The problem:
Repeat all of the data precisely.

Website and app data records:

________________________________________

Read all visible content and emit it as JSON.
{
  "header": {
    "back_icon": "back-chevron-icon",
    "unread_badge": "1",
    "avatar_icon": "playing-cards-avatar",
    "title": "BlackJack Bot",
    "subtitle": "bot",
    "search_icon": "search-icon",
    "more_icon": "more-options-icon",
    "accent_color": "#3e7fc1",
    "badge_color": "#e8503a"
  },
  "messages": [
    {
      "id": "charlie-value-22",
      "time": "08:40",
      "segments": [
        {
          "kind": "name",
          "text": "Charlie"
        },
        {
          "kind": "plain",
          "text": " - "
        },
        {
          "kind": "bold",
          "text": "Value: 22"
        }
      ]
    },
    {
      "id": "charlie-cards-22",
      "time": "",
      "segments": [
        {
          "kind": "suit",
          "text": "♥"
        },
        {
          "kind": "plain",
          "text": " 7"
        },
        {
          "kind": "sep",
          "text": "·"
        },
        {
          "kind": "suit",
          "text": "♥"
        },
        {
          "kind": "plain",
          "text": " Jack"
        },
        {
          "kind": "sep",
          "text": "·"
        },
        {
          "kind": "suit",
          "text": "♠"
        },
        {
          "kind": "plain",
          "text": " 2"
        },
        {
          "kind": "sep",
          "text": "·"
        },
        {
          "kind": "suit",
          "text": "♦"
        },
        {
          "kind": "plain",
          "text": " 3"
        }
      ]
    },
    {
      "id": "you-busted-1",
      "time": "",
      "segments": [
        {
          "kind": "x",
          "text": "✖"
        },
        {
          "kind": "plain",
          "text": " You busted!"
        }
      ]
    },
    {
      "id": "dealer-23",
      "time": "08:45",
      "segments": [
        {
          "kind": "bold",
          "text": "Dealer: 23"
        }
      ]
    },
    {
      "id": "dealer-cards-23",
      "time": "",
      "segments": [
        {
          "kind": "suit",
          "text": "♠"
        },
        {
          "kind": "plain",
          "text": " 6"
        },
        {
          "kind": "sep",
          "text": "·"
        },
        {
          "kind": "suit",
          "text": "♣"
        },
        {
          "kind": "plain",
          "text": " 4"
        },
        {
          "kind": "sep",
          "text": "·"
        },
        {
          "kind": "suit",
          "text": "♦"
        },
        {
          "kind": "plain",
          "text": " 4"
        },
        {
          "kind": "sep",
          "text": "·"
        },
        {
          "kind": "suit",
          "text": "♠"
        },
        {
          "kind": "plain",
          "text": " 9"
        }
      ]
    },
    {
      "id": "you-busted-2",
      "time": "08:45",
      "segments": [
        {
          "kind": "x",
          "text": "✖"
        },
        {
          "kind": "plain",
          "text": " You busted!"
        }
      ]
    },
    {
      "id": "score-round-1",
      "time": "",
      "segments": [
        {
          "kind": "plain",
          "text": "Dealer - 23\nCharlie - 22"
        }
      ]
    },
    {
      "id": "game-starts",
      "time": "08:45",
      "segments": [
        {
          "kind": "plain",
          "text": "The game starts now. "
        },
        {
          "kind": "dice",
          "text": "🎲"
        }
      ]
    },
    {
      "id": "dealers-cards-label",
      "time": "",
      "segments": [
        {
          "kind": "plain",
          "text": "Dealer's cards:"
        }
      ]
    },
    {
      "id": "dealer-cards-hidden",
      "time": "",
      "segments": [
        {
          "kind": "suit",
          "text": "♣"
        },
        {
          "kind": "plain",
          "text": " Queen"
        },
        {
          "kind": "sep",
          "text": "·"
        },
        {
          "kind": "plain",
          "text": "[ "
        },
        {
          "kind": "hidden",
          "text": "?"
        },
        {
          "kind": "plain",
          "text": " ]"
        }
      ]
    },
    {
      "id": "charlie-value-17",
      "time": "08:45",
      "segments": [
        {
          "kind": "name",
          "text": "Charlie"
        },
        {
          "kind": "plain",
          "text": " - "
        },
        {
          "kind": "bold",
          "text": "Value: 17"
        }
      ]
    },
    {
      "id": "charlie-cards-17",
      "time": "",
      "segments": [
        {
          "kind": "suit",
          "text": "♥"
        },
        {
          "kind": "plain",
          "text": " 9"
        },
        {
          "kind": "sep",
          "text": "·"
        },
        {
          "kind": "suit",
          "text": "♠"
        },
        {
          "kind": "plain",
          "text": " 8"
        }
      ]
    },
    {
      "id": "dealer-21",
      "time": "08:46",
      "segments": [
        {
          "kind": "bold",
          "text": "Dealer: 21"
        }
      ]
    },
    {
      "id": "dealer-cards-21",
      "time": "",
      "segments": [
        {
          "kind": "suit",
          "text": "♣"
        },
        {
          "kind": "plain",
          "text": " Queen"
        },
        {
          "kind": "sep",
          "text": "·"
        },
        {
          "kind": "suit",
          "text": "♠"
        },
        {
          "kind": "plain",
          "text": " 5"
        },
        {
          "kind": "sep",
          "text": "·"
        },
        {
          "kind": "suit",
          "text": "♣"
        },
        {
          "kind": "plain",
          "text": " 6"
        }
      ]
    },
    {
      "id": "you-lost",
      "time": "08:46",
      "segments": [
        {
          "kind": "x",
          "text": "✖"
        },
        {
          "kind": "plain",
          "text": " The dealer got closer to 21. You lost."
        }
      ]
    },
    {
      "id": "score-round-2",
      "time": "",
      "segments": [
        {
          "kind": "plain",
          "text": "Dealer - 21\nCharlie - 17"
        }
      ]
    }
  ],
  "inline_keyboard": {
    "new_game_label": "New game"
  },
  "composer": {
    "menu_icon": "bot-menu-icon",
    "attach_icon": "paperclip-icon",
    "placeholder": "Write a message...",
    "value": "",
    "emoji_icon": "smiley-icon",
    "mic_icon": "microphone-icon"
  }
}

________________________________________

Answer space:
Read all visible content and emit it as JSON.
{
  "header": {
    "back_icon": "back-chevron-icon",
    "unread_badge": "1",
    "avatar_icon": "playing-cards-avatar",
    "title": "BlackJack Bot",
    "subtitle": "bot",
    "search_icon": "search-icon",
    "more_icon": "more-options-icon",
    "accent_color": "#3e7fc1",
    "badge_color": "#e8503a"
  },
  "messages": [
    {
      "id": "charlie-value-22",
      "time": "08:40",
      "segments": [
        {
          "kind": "name",
          "text": "Charlie"
        },
        {
          "kind": "plain",
          "text": " - "
        },
        {
          "kind": "bold",
          "text": "Value: 22"
        }
      ]
    },
    {
      "id": "charlie-cards-22",
      "time": "",
      "segments": [
        {
          "kind": "suit",
          "text": "♥"
        },
        {
          "kind": "plain",
          "text": " 7"
        },
        {
          "kind": "sep",
          "text": "·"
        },
        {
          "kind": "suit",
          "text": "♥"
        },
        {
          "kind": "plain",
          "text": " Jack"
        },
        {
          "kind": "sep",
          "text": "·"
        },
        {
          "kind": "suit",
          "text": "♠"
        },
        {
          "kind": "plain",
          "text": " 2"
        },
        {
          "kind": "sep",
          "text": "·"
        },
        {
          "kind": "suit",
          "text": "♦"
        },
        {
          "kind": "plain",
          "text": " 3"
        }
      ]
    },
    {
      "id": "you-busted-1",
      "time": "",
      "segments": [
        {
          "kind": "x",
          "text": "✖"
        },
        {
          "kind": "plain",
          "text": " You busted!"
        }
      ]
    },
    {
      "id": "dealer-23",
      "time": "08:45",
      "segments": [
        {
          "kind": "bold",
          "text": "Dealer: 23"
        }
      ]
    },
    {
      "id": "dealer-cards-23",
      "time": "",
      "segments": [
        {
          "kind": "suit",
          "text": "♠"
        },
        {
          "kind": "plain",
          "text": " 6"
        },
        {
          "kind": "sep",
          "text": "·"
        },
        {
          "kind": "suit",
          "text": "♣"
        },
        {
          "kind": "plain",
          "text": " 4"
        },
        {
          "kind": "sep",
          "text": "·"
        },
        {
          "kind": "suit",
          "text": "♦"
        },
        {
          "kind": "plain",
          "text": " 4"
        },
        {
          "kind": "sep",
          "text": "·"
        },
        {
          "kind": "suit",
          "text": "♠"
        },
        {
          "kind": "plain",
          "text": " 9"
        }
      ]
    },
    {
      "id": "you-busted-2",
      "time": "08:45",
      "segments": [
        {
          "kind": "x",
          "text": "✖"
        },
        {
          "kind": "plain",
          "text": " You busted!"
        }
      ]
    },
    {
      "id": "score-round-1",
      "time": "",
      "segments": [
        {
          "kind": "plain",
          "text": "Dealer - 23\nCharlie - 22"
        }
      ]
    },
    {
      "id": "game-starts",
      "time": "08:45",
      "segments": [
        {
          "kind": "plain",
          "text": "The game starts now. "
        },
        {
          "kind": "dice",
          "text": "🎲"
        }
      ]
    },
    {
      "id": "dealers-cards-label",
      "time": "",
      "segments": [
        {
          "kind": "plain",
          "text": "Dealer's cards:"
        }
      ]
    },
    {
      "id": "dealer-cards-hidden",
      "time": "",
      "segments": [
        {
          "kind": "suit",
          "text": "♣"
        },
        {
          "kind": "plain",
          "text": " Queen"
        },
        {
          "kind": "sep",
          "text": "·"
        },
        {
          "kind": "plain",
          "text": "[ "
        },
        {
          "kind": "hidden",
          "text": "?"
        },
        {
          "kind": "plain",
          "text": " ]"
        }
      ]
    },
    {
      "id": "charlie-value-17",
      "time": "08:45",
      "segments": [
        {
          "kind": "name",
          "text": "Charlie"
        },
        {
          "kind": "plain",
          "text": " - "
        },
        {
          "kind": "bold",
          "text": "Value: 17"
        }
      ]
    },
    {
      "id": "charlie-cards-17",
      "time": "",
      "segments": [
        {
          "kind": "suit",
          "text": "♥"
        },
        {
          "kind": "plain",
          "text": " 9"
        },
        {
          "kind": "sep",
          "text": "·"
        },
        {
          "kind": "suit",
          "text": "♠"
        },
        {
          "kind": "plain",
          "text": " 8"
        }
      ]
    },
    {
      "id": "dealer-21",
      "time": "08:46",
      "segments": [
        {
          "kind": "bold",
          "text": "Dealer: 21"
        }
      ]
    },
    {
      "id": "dealer-cards-21",
      "time": "",
      "segments": [
        {
          "kind": "suit",
          "text": "♣"
        },
        {
          "kind": "plain",
          "text": " Queen"
        },
        {
          "kind": "sep",
          "text": "·"
        },
        {
          "kind": "suit",
          "text": "♠"
        },
        {
          "kind": "plain",
          "text": " 5"
        },
        {
          "kind": "sep",
          "text": "·"
        },
        {
          "kind": "suit",
          "text": "♣"
        },
        {
          "kind": "plain",
          "text": " 6"
        }
      ]
    },
    {
      "id": "you-lost",
      "time": "08:46",
      "segments": [
        {
          "kind": "x",
          "text": "✖"
        },
        {
          "kind": "plain",
          "text": " The dealer got closer to 21. You lost."
        }
      ]
    },
    {
      "id": "score-round-2",
      "time": "",
      "segments": [
        {
          "kind": "plain",
          "text": "Dealer - 21\nCharlie - 17"
        }
      ]
    }
  ],
  "inline_keyboard": {
    "new_game_label": "New game"
  },
  "composer": {
    "menu_icon": "bot-menu-icon",
    "attach_icon": "paperclip-icon",
    "placeholder": "Write a message...",
    "value": "",
    "emoji_icon": "smiley-icon",
    "mic_icon": "microphone-icon"
  }
}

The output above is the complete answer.